January 22, 2009
With the stroke of a pen, President Obama will make great progress toward restoring America’s moral authority. By shutting down a global symbol of abuse, he will deprive terrorists of a powerful recruitment tool.
Jennifer Daskal, senior counterterrorism counsel at Human Rights Watch

Update: On Thursday, January 22, President Obama signed the order setting January 2010 as the date for the final closure of the Guantanamo Bay detention center, suspending the use of military commissions, and putting in motion a review of all detainees' files. 

(Washington, DC) - US President Barack Obama is expected to issue an executive order on January 22, 2009 to close the military detention facility at Guantanamo Bay. Obama's decision to order Guantanamo's closure two days after taking office signals the high priority the new president places on reforming the United States' approach to curbing terrorism, Human Rights Watch said.

"With the stroke of a pen, President Obama will make great progress toward restoring America's moral authority," said Jennifer Daskal, senior counterterrorism counsel at Human Rights Watch. "By shutting down a global symbol of abuse, he will deprive terrorists of a powerful recruitment tool."

Human Rights Watch has obtained a draft copy of the order, which sets January 2010 as the date for the prison's final closure, suspends the use of military commissions, and puts in motion a review of the detainees' files. The review process, to be led by the attorney general, will determine which detainees can be repatriated or resettled, and which the United States should continue to hold and prosecute in federal court.

The new order reportedly will not address the question of whether the Obama administration will seek to establish a new preventive detention regime to allow it to continue to hold some of the detainees without charge in the United States. Such a system, which Human Rights Watch has urged President Obama to reject, would have the same major defects as the Guantanamo system. It would be seen as merely moving Guantanamo onshore, and would almost certainly embroil the new administration in years of legal challenges and controversy.

"The executive order will allow the Obama administration to begin a thorough and sensible process to close Guantanamo," said Daskal. "We hope and expect that by January 2010 every detainee will either be facing criminal charges in a fair process or be released."

The executive order does not resolve the fate of the Chinese Uighurs, a group of 17 men who have been cleared of the "enemy combatant" designation, but cannot be returned to China due to credible fears that they would be tortured upon return.

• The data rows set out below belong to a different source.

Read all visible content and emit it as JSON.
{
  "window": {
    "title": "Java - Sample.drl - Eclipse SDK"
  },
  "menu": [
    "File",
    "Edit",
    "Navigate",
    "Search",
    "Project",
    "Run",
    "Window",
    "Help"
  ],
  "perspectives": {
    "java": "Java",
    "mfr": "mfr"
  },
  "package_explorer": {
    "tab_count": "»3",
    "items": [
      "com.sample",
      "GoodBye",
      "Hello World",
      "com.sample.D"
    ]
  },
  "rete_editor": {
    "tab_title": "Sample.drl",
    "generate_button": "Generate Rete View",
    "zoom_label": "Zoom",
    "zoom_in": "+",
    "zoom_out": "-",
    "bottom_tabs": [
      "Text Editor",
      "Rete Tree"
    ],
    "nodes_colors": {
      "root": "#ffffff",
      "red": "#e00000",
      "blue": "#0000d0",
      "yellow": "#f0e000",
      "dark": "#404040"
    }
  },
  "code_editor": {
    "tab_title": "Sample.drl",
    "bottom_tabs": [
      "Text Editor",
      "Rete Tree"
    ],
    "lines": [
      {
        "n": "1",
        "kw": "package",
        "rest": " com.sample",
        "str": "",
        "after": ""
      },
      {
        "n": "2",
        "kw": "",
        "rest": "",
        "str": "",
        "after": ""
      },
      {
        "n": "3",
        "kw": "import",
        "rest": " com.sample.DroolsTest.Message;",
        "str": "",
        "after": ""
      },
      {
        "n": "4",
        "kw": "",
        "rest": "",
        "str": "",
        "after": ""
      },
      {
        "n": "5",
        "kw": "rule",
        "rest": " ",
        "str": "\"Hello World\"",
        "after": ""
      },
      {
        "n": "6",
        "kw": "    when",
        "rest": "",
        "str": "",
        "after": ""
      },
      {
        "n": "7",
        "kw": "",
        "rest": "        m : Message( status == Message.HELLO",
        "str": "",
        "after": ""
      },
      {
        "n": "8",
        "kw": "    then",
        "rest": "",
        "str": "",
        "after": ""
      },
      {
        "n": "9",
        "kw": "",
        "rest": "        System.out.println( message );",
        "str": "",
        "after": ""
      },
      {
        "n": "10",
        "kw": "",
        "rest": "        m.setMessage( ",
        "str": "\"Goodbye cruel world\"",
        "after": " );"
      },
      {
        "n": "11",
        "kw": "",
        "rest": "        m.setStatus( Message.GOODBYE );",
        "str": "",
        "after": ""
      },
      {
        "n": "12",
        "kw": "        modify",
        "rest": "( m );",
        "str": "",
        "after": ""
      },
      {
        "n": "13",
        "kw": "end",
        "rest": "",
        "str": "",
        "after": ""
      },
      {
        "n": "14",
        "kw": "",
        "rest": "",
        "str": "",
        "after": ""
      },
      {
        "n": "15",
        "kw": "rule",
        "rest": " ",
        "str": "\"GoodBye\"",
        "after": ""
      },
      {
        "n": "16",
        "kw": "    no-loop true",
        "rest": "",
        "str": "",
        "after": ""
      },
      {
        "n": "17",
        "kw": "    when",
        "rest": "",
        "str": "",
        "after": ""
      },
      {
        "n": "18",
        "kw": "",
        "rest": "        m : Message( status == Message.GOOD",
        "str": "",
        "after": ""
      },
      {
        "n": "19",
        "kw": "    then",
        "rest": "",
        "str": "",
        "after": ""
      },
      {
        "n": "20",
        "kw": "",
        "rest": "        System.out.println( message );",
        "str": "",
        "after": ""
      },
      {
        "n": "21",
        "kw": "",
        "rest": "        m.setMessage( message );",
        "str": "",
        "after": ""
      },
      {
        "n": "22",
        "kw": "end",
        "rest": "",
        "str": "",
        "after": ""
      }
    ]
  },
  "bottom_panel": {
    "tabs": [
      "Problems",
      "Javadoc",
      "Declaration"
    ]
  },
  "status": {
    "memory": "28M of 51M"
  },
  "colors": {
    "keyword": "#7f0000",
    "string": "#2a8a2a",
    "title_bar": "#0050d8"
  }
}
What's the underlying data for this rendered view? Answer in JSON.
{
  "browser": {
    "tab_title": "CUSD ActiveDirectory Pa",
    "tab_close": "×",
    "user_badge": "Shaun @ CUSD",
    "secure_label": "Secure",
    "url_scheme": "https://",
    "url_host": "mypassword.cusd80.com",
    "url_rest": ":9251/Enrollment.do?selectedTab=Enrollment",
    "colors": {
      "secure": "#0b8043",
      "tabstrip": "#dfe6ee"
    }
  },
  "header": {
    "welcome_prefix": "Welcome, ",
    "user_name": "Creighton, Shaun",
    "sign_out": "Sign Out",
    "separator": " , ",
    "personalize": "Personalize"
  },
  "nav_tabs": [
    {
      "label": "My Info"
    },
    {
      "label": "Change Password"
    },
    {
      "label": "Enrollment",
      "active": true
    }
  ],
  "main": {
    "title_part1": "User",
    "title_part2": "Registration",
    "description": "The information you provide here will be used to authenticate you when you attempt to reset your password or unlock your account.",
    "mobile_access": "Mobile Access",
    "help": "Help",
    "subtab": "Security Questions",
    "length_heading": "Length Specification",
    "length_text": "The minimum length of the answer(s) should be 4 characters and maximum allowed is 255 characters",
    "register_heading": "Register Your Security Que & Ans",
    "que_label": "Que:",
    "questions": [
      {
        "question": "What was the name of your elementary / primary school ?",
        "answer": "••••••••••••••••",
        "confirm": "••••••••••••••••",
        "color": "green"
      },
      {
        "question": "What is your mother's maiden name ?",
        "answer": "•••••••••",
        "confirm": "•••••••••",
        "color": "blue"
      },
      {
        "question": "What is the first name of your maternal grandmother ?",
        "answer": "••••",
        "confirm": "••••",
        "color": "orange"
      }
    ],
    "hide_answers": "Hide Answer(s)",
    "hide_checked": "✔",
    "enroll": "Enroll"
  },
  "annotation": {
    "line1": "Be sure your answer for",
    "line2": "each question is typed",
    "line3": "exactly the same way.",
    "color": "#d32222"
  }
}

In October 2008, a US federal court ordered the Bush administration to admit these men into the United States.

Members of the Uighur community in the United States and refugee resettlement groups promised to provide the men with housing, and language and job training. But the Bush administration appealed the ruling, and the men have not yet been admitted to the United States.

"President Obama has laid out a long-overdue plan for closing Guantanamo," said Daskal. "He should jump-start the process by agreeing to resettle the Uighurs in the United States."